Effective isolation distance for prevention of cassava virus infections in Uganda

  • F. Kasule
  • P. Wasswa
  • S.B. Mukasa
  • A. Okiror
  • A.W. Mwang’ombe
Keywords: Cassava brown streak disease, cassava mosaic disease


Cassava brown streak disease (CBSD) and cassava mosaic disease (CMD) are the major viral diseases of cassava in Uganda. Although isolation distance of “50 m” has been recommended by MAAIF in Uganda for prevention of virus infections in crops, the minimum isolation distance has not been verified for effectiveness in cassava. This study assessed the effective isolation distance for management of viral diseases in cassava. Virus-clean cassava cultivars (NASE 03, NASE 14 and NAROCASS 1) from farmers’ fields were used as field sourced (FS) planting materials. Tissue culture (TC) material of the same cultivars were sourced from the National Crops Resources Research Institute and Makerere University Agricultural Research Institute tissue culture laboratories. Both FS and TC materials were tested at isolation distances of 50, 100, 150 and 250 m for virus prevention. The experiment was laid out in a randomised complete block design and was run for 12 months after planting (MAP). Mean CBSD/CMD prevalence significantly varied (P<0.05) among isolation distances in both FS and TC plants, and the 250 m isolation distance was the most effective in reducing disease prevalence. Across cultivars and planting material category at 12 MAP, the 50 m isolation distance had the highest foliar incidence for CBSD (29.2%) and CMD (16.1%); while severity for CBSD was 1.4 and 1.2 for CMD. At 250 m, all FS and TC plants had CBSD/CMD severity of 1.0 and 0% incidence. These results show that 250 m isolation distance can provide an option to disseminate popular, but CBSD/CMD susceptible cassava cultivars thereby manage CBSD/CMD.

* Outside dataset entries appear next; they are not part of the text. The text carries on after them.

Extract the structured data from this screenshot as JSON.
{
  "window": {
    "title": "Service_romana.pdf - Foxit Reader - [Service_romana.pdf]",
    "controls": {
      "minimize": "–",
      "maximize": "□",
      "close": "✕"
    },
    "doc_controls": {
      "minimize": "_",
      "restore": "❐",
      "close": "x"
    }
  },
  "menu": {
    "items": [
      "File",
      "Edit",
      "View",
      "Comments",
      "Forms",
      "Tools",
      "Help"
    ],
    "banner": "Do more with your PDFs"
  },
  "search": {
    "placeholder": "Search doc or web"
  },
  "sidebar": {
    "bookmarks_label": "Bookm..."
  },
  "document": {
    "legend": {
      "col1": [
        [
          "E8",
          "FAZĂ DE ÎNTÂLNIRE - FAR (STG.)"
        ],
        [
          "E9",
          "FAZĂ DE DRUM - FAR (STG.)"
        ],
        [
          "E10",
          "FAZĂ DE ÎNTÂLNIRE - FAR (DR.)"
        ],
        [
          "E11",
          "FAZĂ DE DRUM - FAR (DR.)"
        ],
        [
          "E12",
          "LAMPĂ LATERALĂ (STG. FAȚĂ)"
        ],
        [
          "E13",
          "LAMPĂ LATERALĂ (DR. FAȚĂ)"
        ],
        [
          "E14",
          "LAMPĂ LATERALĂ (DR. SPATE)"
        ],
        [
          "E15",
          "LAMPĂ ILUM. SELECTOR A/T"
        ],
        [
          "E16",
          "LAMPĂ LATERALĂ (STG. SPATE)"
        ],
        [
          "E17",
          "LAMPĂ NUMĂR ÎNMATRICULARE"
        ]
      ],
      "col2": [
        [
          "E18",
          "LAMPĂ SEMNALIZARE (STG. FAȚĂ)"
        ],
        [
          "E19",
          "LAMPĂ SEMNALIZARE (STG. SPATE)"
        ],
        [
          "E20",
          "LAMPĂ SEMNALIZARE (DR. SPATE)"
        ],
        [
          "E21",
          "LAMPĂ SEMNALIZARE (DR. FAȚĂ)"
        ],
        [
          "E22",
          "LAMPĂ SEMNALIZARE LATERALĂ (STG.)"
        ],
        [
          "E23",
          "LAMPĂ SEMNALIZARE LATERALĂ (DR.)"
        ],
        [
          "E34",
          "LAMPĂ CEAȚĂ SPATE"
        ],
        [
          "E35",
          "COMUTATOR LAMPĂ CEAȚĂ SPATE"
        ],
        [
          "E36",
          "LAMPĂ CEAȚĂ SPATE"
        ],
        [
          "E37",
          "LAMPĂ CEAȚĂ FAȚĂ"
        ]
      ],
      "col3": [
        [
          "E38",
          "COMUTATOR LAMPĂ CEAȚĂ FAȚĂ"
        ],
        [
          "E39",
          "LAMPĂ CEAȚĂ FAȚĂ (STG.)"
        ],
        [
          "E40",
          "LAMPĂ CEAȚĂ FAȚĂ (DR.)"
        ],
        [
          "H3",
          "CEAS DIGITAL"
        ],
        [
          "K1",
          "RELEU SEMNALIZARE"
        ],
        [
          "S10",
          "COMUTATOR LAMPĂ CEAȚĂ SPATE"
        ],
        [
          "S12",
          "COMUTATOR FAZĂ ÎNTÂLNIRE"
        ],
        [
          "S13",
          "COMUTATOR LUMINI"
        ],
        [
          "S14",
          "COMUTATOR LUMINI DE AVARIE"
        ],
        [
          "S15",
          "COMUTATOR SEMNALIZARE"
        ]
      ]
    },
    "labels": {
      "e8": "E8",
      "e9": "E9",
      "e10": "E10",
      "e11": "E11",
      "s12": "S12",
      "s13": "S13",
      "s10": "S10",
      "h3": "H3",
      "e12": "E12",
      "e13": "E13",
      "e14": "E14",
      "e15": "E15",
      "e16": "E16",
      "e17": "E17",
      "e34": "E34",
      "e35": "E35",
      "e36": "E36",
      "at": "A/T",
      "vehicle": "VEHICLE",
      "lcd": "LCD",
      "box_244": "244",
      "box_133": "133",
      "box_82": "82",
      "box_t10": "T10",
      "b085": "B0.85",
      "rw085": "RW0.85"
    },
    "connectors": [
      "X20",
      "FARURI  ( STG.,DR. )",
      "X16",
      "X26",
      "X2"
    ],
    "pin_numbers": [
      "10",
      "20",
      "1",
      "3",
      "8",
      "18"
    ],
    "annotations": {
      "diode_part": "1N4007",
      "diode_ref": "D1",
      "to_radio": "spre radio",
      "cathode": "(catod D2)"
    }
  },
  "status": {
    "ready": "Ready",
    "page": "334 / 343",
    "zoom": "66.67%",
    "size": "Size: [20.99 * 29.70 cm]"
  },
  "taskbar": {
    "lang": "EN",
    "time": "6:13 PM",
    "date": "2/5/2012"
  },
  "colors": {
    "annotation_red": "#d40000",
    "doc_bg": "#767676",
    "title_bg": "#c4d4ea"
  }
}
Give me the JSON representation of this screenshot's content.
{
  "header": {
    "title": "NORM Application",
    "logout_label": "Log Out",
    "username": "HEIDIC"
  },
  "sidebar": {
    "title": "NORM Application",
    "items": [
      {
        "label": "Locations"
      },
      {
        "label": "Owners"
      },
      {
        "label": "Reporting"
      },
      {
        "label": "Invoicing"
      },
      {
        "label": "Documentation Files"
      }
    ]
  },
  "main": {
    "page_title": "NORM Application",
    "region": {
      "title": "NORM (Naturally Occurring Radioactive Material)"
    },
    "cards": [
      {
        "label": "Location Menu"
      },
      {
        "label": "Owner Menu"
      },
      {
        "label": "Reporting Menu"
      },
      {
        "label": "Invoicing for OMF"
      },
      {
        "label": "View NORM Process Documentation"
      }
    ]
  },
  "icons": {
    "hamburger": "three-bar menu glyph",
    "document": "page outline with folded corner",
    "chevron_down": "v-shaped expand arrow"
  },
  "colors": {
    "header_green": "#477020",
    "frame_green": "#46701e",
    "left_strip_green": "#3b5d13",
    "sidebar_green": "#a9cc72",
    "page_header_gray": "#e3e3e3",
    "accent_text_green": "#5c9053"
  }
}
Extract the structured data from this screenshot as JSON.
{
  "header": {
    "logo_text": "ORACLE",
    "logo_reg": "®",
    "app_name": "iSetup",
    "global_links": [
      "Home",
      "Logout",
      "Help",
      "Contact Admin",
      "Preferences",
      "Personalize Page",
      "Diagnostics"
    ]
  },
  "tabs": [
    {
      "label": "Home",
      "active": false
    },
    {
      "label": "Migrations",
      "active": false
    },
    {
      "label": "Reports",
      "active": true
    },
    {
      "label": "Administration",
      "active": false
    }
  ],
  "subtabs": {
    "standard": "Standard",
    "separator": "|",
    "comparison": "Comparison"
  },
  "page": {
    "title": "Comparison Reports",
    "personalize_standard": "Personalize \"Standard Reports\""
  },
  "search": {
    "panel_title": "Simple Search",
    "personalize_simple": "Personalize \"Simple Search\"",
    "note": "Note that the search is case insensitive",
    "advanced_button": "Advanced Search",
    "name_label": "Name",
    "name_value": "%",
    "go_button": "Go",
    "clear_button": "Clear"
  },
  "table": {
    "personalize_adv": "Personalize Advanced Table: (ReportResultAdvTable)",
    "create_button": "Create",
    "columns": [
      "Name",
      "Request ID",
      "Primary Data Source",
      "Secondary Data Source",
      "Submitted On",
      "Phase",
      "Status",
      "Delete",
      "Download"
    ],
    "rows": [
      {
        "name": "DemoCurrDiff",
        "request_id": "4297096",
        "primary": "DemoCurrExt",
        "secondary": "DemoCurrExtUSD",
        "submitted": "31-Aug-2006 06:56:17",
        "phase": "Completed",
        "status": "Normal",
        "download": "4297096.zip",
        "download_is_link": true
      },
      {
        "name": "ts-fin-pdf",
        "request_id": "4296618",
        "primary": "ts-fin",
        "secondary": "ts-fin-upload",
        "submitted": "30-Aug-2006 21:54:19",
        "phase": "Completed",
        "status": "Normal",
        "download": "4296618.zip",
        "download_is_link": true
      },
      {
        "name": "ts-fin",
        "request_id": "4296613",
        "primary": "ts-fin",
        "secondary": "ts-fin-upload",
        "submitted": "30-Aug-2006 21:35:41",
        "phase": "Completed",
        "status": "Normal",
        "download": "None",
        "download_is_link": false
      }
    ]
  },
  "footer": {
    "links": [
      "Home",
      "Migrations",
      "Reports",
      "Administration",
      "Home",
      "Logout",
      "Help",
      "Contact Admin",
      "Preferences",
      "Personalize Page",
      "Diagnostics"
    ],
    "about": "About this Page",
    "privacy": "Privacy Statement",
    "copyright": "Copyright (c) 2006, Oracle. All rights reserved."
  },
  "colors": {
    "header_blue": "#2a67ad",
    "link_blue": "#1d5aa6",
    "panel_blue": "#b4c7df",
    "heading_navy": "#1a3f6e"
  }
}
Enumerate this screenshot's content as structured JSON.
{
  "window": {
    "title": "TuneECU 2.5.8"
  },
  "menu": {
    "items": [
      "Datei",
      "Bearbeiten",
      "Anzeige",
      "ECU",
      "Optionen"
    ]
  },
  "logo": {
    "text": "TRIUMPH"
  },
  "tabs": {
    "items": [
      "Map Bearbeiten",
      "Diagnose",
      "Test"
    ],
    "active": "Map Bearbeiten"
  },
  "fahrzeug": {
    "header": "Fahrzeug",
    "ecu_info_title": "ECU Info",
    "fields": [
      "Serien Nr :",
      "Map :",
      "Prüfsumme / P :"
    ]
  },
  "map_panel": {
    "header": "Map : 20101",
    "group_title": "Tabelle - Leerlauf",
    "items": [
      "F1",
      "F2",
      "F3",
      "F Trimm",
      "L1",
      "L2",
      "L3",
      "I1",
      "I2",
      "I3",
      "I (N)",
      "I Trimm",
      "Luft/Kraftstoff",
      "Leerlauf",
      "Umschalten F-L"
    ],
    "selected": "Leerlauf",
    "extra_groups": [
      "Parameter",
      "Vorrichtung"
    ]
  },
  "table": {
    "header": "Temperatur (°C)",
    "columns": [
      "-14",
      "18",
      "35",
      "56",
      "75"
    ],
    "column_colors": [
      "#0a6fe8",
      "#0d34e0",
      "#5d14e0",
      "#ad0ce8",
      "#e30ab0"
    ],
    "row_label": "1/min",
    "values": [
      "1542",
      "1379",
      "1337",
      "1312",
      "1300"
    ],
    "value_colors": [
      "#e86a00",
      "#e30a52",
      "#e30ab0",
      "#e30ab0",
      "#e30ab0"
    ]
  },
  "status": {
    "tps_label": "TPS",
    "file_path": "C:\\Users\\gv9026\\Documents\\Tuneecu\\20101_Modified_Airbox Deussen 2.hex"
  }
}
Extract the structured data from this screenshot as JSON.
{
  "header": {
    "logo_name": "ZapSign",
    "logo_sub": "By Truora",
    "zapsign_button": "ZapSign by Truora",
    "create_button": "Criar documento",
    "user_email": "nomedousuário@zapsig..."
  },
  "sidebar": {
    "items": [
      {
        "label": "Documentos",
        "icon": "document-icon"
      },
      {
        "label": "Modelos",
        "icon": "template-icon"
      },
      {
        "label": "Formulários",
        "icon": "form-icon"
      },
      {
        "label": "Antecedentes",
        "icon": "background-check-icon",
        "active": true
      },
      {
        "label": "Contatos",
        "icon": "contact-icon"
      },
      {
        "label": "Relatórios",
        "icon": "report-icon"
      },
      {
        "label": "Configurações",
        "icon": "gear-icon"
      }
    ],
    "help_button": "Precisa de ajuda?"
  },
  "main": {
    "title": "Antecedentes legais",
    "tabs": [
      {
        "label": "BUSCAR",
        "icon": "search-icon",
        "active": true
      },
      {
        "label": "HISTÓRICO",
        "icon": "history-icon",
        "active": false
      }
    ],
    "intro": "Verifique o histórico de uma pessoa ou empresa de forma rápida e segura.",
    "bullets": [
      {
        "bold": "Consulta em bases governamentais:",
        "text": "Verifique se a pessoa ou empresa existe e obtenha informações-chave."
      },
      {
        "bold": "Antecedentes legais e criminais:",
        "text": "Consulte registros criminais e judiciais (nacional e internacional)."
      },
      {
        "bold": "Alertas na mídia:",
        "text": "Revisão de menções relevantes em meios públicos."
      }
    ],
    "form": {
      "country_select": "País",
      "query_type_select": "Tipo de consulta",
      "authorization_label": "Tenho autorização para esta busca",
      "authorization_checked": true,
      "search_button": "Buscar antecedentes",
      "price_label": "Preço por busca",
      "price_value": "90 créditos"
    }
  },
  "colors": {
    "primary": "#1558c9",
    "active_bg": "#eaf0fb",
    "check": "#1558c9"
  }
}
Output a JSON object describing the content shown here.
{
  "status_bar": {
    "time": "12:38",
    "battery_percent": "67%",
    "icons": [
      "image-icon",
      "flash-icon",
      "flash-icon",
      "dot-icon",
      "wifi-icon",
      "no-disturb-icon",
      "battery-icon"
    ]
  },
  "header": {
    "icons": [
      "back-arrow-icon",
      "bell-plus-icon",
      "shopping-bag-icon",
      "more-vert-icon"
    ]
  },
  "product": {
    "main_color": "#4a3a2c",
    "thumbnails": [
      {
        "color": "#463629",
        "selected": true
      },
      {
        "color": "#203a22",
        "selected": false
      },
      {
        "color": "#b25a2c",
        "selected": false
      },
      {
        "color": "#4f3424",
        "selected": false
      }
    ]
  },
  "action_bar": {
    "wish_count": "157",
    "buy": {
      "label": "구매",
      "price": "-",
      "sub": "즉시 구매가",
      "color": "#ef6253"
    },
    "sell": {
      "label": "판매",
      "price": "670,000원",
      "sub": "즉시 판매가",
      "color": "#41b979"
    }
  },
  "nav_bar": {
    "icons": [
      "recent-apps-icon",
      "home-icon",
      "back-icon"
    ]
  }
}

Journal Identifiers

eISSN: 2072-6589
print ISSN: 1021-9730